Feeling warm inside is obviously not enough to promote the label sector, and at the Emballage show there will be a “Label Village” centered around the French pressure sensitive label association UNFEA. Events at the village will include the fifth “Grand Prix de l’Etiquette” with numerous trophies and, this being France, winners and losers will all enjoy a gala dinner afterwards.
The expense of a visit to Paris, with or without the dinner, may be too much for some readers of L&NW, particularly so soon after Labelexpo, so just to give you the flavor of the Emballage show, your correspondent will be visiting it and will give you a blow-by-blow account in the next issue of L&NW.
It is always encouraging to see label equipment manufacturers doing business in exotic places. Fur hats off, therefore, to Federico d’Annunzio, whose company Nuova Gidue held a seminar in Almaty, the main city (and former capital) of Kazakhstan, a few months ago. This huge country, one-third the size of the United States, has been independent since the breakup of the Soviet Union and like Russia (but more discreetly), is doing very nicely thank you on its exports of oil and gas. Kazakhstan is currently enjoying annual growth of over 6%, low unemployment, and per capita GDP over $11,000 for its 17 million inhabitants. Italian label press manufacturer Nuova Gidue and its local partner Gidue Rus held a seminar in Almaty, attended by representatives of twenty Kazakh printers including market leader KazMelt. At the end of the seminar, which was devoted to modern flexo technology, the CEO of KazMelt signed a contract to buy a Gidue M5 label press. This is Gidue’s first success in Kazakhstan, and follows on from the recent sale of another M5 press to Hungarian label converter Szuperprint.
Closer to home, Czech label converter Colognia is giving the lie to detractors who still associate Central Europe with lower quality products. Colognia, which uses mainly Gallus presses, has achieved Esko’s HD Flexo certification, the first Czech printer to do so. “HD Flexo allows us to print to a very high quality,” comments CEO Jaroslav Vendl, “and HD Flexo Certification officially approves the quality standards Colognia Press has achieved. We print most of our jobs in HD Flexo using 174 lpi raster, but now we can achieve results as high as 200 lpi.”
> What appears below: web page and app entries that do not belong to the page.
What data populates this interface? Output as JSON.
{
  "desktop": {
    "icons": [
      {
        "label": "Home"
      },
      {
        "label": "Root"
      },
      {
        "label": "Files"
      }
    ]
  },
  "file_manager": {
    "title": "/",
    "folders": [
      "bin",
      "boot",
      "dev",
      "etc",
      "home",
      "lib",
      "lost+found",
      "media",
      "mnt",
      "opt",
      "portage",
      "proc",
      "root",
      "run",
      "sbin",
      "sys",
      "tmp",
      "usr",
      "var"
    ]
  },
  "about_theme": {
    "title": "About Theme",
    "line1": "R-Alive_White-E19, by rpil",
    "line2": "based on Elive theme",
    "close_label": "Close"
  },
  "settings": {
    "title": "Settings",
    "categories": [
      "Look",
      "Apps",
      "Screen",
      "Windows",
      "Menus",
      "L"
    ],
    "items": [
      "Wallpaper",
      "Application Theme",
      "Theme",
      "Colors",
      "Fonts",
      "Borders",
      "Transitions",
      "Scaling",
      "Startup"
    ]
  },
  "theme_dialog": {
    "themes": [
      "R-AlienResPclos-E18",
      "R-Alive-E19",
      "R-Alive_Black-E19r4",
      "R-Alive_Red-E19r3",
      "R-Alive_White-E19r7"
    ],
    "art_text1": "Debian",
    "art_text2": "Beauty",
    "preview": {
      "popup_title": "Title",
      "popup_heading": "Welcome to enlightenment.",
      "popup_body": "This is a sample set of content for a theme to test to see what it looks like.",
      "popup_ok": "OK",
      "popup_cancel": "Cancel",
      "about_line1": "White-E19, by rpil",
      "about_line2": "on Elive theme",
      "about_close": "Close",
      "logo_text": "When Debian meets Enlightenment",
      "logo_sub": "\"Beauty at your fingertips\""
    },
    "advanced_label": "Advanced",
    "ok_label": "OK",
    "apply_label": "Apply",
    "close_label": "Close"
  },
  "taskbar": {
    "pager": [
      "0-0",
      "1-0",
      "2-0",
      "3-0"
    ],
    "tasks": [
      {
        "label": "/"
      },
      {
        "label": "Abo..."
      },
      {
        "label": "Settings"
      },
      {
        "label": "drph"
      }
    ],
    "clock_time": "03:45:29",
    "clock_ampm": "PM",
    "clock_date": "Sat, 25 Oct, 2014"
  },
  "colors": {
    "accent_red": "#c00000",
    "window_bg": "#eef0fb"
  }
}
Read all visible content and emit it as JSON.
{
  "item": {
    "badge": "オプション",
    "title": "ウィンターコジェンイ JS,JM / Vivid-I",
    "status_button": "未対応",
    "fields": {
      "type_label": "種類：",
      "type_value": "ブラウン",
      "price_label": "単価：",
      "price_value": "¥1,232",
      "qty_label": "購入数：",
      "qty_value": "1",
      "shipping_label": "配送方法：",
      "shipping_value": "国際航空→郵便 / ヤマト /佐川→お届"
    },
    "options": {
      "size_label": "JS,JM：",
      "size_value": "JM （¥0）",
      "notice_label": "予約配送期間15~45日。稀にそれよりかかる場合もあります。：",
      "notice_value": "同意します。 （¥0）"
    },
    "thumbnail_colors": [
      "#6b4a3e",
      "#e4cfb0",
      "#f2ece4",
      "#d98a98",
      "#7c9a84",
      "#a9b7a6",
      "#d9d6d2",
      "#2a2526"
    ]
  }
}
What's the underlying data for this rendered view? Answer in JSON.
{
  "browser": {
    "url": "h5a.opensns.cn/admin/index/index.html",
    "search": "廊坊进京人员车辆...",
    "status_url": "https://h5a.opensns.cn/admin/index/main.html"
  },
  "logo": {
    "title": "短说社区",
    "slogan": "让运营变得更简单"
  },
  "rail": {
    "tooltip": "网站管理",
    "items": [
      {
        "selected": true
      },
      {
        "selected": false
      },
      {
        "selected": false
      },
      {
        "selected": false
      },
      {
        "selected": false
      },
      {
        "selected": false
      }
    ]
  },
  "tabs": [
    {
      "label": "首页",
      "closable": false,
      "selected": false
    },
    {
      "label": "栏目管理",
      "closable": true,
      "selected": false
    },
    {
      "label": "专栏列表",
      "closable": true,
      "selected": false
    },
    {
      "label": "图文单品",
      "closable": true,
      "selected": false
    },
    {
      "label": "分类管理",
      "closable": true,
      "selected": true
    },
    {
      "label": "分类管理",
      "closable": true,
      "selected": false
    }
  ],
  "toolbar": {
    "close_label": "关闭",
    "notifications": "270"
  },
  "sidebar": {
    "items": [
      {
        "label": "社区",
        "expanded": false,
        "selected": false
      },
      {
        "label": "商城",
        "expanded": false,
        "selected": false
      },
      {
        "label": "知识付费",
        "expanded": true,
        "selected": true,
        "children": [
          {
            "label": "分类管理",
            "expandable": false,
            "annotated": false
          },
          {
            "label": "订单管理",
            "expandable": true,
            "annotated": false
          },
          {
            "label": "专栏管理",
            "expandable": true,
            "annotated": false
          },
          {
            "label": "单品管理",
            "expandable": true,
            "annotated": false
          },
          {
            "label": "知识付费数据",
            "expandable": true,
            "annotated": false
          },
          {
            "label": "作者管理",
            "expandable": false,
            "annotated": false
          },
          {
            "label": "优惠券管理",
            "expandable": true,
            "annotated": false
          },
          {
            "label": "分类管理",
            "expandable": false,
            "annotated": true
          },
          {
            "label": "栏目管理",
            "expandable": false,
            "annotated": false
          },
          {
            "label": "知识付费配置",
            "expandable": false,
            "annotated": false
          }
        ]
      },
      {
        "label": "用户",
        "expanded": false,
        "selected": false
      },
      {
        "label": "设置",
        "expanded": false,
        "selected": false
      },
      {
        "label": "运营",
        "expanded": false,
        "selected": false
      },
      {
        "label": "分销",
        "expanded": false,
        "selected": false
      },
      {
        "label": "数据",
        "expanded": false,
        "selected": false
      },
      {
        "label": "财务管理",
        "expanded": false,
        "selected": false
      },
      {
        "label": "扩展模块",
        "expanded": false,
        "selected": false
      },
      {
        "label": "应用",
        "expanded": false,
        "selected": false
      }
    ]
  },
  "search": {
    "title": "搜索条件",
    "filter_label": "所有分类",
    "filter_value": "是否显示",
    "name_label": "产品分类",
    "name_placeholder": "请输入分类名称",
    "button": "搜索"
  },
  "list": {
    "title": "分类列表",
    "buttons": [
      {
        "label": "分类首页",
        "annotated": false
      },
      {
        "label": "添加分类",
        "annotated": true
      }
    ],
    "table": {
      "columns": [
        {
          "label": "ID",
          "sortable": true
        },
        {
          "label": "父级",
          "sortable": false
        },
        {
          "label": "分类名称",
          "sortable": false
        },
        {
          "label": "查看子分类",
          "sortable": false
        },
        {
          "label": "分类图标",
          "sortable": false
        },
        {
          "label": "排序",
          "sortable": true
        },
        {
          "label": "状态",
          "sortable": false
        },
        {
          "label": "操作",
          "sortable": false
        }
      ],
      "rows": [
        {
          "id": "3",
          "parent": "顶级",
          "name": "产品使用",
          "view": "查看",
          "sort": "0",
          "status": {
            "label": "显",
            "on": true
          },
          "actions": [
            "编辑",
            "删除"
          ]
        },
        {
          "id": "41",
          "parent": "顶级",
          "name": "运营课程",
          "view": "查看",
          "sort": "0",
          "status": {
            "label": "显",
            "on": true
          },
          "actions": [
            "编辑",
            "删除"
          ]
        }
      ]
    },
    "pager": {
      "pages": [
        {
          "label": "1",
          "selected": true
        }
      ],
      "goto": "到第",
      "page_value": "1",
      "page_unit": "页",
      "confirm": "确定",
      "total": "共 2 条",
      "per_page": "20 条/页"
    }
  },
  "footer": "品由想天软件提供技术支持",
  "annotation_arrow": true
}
If Kazakhstan is doing well, the same does not apply to the Czech Republic, nor to most of Europe. Even Germany’s economic performance is flagging. Latest European industrial production figures show a further deterioration over the past twelve months for most countries. Russia is progressing (it’s that oil again) and so (curiously) is Greece (up 3%), and the Scandinavian countries. For the 17 countries of the Euro area, GDP is down, industrial production is down, and the only things going up are the prices and the unemployment. All this to say that in Europe, things can only get better – but if you’re thinking of buying into a European company, well, now might be the time. Remember, it’s an ill wind that blows nobody any good.